  • R. C. Davidson, I. Kaganovich, A. B. Sefkow, E. Startsev
    PPPL, Princeton, New Jersey
  Funding: *Research supported by the U. S. Department of Energy under the auspices of the Heavy Ion Fusion Science Virtual National Laboratory.

Background plasma can be used as a convenient tool for manipulating intense charge particle beams, for example, for ballistic focusing and steering, because the plasma can effectively reduce the space-charge potential and self-magnetic field of the beam pulse. We previously developed a reduced analytical model of beam charge and current neutralization for an ion beam pulse propagating in a cold background plasma. The reduced-fluid description provides an important benchmark for numerical codes and yields useful scaling relations for different beam and plasma parameters. This model has been extended to include the additional effects of a solenoidal magnetic field and gas ionization. Analytical studies show that a sufficiently large solenoidal magnetic field can increase the degree of current neutralization of the ion beam pulse. The linear system of equations has been solved analytically in Fourier space. For a strong enough applied magnetic field, poles emerge in Fourier space. These poles are an indication that whistler waves and lower hybrid waves are excited by the beam pulse.

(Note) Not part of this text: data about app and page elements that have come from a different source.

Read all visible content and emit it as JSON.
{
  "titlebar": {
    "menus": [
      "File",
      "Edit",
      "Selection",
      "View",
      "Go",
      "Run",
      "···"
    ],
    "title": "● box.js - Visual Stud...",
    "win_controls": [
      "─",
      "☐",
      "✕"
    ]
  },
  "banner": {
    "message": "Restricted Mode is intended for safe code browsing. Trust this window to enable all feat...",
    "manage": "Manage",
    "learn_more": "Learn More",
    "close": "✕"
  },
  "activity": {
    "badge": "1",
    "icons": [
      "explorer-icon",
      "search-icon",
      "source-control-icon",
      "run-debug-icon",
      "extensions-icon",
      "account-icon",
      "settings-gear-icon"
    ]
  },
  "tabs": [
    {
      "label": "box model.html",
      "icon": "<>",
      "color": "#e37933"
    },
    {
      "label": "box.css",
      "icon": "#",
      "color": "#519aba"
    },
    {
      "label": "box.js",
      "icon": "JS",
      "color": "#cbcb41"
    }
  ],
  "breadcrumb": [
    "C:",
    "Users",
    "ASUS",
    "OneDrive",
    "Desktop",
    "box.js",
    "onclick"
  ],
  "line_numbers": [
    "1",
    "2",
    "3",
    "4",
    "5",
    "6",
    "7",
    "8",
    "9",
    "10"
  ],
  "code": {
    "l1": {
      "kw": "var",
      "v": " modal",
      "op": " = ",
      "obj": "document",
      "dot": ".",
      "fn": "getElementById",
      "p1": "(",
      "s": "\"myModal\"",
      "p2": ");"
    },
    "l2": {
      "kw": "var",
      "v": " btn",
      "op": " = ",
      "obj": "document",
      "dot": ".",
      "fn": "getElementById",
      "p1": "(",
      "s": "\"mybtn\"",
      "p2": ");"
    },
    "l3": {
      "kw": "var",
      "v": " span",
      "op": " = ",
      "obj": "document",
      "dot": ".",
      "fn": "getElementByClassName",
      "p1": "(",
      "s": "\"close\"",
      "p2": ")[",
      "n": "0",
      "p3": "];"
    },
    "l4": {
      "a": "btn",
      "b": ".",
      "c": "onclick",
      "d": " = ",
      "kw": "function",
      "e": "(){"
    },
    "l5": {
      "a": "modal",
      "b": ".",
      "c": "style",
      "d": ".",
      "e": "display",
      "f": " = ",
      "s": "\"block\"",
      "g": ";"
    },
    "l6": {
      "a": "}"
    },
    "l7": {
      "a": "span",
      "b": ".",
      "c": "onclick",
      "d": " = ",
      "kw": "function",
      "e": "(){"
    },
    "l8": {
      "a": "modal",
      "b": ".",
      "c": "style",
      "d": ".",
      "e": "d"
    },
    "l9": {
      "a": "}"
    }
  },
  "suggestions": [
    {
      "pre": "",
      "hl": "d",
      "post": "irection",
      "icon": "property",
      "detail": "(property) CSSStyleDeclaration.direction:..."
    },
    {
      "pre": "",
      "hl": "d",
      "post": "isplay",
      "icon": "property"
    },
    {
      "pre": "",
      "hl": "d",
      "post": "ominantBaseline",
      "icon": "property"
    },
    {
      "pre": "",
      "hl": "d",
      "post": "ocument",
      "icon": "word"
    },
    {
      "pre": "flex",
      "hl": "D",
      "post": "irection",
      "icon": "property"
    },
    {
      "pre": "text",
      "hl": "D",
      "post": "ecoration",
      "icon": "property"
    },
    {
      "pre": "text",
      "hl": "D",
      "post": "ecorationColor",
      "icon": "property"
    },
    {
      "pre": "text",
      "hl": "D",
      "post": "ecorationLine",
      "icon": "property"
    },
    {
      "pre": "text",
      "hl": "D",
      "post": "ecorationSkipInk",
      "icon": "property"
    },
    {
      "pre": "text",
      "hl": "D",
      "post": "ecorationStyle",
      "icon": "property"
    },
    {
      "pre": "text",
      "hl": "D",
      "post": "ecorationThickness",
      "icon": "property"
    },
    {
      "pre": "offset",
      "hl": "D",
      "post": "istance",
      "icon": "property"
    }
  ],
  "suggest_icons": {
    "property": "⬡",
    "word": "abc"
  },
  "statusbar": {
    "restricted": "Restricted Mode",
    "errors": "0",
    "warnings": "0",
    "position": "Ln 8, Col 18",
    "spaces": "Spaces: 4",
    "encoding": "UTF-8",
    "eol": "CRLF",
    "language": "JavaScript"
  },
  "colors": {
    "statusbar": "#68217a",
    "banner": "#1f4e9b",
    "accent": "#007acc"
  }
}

THPAS084 Calculation of the Charge-changing Cross Sections of Ions or Atoms colliding with Fast Ions using the Classical Trajectory Method 3678
  • A. Shnidman
    PU, Princeton, New Jersey
  • R. C. Davidson, I. Kaganovich
    PPPL, Princeton, New Jersey
  Funding: Research supported by the U. S. Department of Energy under the auspices of the Heavy Ion Fusion Science Virtual National Laboratory.

Evaluation of ion-atom charge-changing cross sections is needed for many accelerator applications. The validity of the classical trajectory approximation has been studied by comparing the results of simulations with available experimental data and full quantum-mechanical calculations [1]. Additionally, a theoretical criterion has been developed for the validity of the classical trajectory approximation [2]. For benchmarking purposes, a Classical Trajectory Monte Carlo simulation (CTMC) is used to calculate ionization and charge exchange cross sections for most simple, hydrogen and helium targets in collisions with various ions. The calculated cross sections compare favorably with the experimental results for projectile velocities near the projectile velocity corresponding to the maximum of cross section as a function of projectile velocity. At higher or lower velocities, quantum-mechanical effects become more significant and the CTMC results agree less well with the experimental values of the cross sections.

[1] I. D. Kaganovich, et al., , New Journal of Physics 8, 278 (2006).
[2] Igor D. Kaganovich, et al., Nucl. Instr. and Methods A 544, 91(2005).